By Jessica Derwent
My friend and I set off to see Souvenirs last night in Cafédral. We were given a free cup of tea which made me feel homely and sat down on two huge stools. We faced a small stage scene, so close that we decided to sit on the second row to avoid being tripped over. Looking back over my notes they say things like ‘I like the pink cat,’ ‘did someone nearly die?’ and ‘am I on acid?’ I’m not sure how to write a review for Souvenirs. I haven’t seen a play like it in years really. The strangest thing was it felt really familiar; when I realised it was a student play, I was surprised because I genuinely felt like I knew the story. It reminded me of the plays that came to my school to educate us about drugs, but this play didn’t have a moral, and barely had a plot. It was like watching a Cbeebies programme with overly talented actors. It was entertaining but utterly ridiculous and meaningless. At the same time, there was something whimsical and fun about it all.
The question I kept on asking myself was ‘what is going on?’ Souvenirs tells the story of the granddaughter of a missing famous botanist, who later discovers a journal containing the location of a rare flower (the moonflower). The granddaughter and a pink talking cat journey on a boat to a distant land to retrieve said flower, in the hope of finding her grandfather. They are being followed by three mimes, who turn out to be the ministry of botanists who are after the mysterious moonflower also. There were a number of tangents that ended up making up the majority of the play. There were too many unresolved issues, like where was the grandfather? What happened with the love story between the sailor and the botanist? What happened at the end? Why was it called Souvenirs?
The real problem was the plot. It would have been much better if they had just abandoned the idea of an overarching plot altogether. I was left wondering at the end whether the cat was dead, whether it had all been a dream, and why the Moonflower was a packet of Swan filter tips and an umbrella. Although much of the production relied on improvised comedy, there was seemingly an intended plot and script, which should have been made much clearer. My favourite actor, the botanist, hardly made any jokes, and I felt her character made it too serious.
There were moments that I laughed at, especially the scene in the bar where a number of political contexts were brought in, but the comedic level peaked and troughed. But often I laughed because it was so absurd and, frankly, odd. They used a lot of random props, some of which were two pompoms which for some reason I found hilarious. Maybe because I was deliriously hot or maybe because I like pompoms. It did make me question my psychic state. I don’t know why I was laughing but maybe I am missing the point. It oscillated between mediocre acid trip and children’s TV show. I wasn’t sure which I preferred.
The acting was clumsy, and the cast (apart from Angharad Phillips) looked hot and tired, seeming as though they had been in stressful dress rehearsals all day. Similarly clumsy was audience participation, which seemed forced and lead to someone almost falling over a chair at one point. The play lacked a polished, finished feeling, ending with quick applause as the actors blended into the audience, mainly made up of friends and crew.

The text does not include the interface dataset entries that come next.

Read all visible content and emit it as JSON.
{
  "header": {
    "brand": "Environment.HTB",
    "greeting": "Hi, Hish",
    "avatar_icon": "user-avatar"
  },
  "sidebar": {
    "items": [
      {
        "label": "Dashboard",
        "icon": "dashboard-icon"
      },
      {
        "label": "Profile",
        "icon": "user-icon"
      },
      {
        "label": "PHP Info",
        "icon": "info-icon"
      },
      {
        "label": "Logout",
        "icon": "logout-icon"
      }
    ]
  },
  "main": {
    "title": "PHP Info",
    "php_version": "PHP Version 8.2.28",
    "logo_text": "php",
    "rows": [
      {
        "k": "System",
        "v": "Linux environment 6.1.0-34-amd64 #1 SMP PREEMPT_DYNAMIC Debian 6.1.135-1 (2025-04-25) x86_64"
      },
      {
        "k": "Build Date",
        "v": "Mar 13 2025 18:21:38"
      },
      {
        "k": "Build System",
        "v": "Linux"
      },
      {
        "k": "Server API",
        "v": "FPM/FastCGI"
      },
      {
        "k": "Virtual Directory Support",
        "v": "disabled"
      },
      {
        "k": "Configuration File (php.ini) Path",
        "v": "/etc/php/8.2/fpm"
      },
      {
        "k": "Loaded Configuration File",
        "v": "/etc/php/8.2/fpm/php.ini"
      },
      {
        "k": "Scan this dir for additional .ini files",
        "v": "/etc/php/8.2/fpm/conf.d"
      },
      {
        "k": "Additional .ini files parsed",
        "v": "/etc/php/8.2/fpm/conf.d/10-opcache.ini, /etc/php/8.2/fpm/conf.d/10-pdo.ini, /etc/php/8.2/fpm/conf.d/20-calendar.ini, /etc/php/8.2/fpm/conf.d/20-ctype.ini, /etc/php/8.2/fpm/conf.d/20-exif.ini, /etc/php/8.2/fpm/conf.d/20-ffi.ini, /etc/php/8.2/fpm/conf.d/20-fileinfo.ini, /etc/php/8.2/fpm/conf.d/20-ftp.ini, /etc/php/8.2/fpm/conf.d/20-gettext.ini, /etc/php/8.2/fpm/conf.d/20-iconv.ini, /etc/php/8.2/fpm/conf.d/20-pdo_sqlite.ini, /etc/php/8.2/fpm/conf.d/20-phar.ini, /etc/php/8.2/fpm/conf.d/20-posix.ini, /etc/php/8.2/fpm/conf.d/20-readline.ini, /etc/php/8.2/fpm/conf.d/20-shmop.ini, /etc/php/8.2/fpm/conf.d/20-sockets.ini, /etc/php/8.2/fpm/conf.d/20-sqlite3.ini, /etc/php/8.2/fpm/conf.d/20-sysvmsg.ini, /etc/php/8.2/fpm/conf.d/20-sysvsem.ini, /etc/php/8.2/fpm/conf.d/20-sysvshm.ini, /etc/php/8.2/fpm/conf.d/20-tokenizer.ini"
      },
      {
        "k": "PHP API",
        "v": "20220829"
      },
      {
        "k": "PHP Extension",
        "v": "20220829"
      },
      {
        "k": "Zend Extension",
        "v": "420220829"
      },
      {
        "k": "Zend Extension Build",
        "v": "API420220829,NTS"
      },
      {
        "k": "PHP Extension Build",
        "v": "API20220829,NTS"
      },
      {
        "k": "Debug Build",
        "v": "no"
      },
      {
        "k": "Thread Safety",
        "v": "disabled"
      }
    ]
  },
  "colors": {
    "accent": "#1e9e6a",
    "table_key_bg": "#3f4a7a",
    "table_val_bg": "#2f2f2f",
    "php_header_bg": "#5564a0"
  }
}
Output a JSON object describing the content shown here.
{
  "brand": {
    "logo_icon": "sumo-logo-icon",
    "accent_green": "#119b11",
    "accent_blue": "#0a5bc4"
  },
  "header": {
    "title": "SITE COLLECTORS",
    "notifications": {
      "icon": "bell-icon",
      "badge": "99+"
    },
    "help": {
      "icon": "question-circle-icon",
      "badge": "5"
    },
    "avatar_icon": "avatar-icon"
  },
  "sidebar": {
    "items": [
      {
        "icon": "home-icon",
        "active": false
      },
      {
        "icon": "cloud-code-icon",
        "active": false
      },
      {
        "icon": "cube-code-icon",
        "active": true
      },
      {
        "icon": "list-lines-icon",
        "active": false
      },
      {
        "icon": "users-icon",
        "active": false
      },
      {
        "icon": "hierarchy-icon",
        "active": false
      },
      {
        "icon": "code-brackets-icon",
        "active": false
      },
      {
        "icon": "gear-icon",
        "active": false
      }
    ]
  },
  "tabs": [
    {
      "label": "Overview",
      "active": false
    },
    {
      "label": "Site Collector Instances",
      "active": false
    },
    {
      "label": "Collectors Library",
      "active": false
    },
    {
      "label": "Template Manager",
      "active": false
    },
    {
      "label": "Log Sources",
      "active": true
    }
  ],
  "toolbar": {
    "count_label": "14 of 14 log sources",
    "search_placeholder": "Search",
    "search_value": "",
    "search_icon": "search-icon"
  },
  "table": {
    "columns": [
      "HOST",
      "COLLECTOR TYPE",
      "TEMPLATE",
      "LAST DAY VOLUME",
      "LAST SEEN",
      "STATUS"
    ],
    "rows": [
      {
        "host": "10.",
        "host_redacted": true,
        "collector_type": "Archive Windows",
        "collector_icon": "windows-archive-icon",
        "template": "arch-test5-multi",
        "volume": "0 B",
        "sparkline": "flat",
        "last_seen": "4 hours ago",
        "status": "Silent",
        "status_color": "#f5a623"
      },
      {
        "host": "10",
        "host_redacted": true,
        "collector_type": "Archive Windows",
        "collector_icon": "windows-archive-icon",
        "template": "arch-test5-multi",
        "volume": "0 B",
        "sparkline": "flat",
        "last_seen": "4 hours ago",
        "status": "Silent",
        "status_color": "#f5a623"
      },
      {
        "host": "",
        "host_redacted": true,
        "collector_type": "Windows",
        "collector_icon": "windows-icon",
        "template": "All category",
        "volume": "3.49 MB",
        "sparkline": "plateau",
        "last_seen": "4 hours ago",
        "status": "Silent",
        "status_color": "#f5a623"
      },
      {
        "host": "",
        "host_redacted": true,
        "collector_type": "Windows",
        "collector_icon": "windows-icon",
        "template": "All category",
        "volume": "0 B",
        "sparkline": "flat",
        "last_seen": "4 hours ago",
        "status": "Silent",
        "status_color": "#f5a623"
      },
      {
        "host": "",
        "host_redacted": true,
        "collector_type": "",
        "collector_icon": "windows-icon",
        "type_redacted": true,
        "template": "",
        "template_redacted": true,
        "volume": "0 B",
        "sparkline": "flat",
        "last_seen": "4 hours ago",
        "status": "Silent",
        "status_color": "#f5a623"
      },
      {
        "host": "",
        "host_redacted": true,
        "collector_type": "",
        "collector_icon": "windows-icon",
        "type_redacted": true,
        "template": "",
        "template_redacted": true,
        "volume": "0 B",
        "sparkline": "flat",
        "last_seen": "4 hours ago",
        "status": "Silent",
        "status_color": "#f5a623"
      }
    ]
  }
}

Although Cafédral is one of my favourite spots in Durham, it felt too small for the production, and a larger venue would have worked much better. An audience member with a particularly funny laugh quite possibly entertained me more than the play itself. I can’t help thinking I would have been disappointed if I had paid to see Souvenirs.
There’s no denying this play had talent, but it was sadly wasted on a tenuously plotted play that felt like something performed by hyperactive children on the last night of a summer camp with only a toy box of feather dusters and silly hats. There weren’t many redeeming qualities besides from the actors, which makes me feel that the play only avoided flat-lining because of their talent. The actors were really enthusiastic and believable, it was just the concept that radically failed. Had this play been watched by a classroom of children and they were asked to rate it, I am sure they would have given it five stars. In itself, it wasn’t bad, but given the target audience of university students, it lacked the sophistication, finesse and intelligence normally produced by Durham student theatre.
However, all that being said, Souvenirs did make me laugh and forget some of the drama of my life, which is surely the aim of farcical comedy, so maybe it succeeded in a strange way. Had it been part of a larger sketch or evening’s entertainment, free, and in a different venue, I might not have found myself continuously planning my escape route.
‘Souvenirs’ will be performed in Cafédral from Wednesday, 14th June to Friday, 17th June at 19:30. Book your tickets here.
Photograph: Wrong Tree Theatre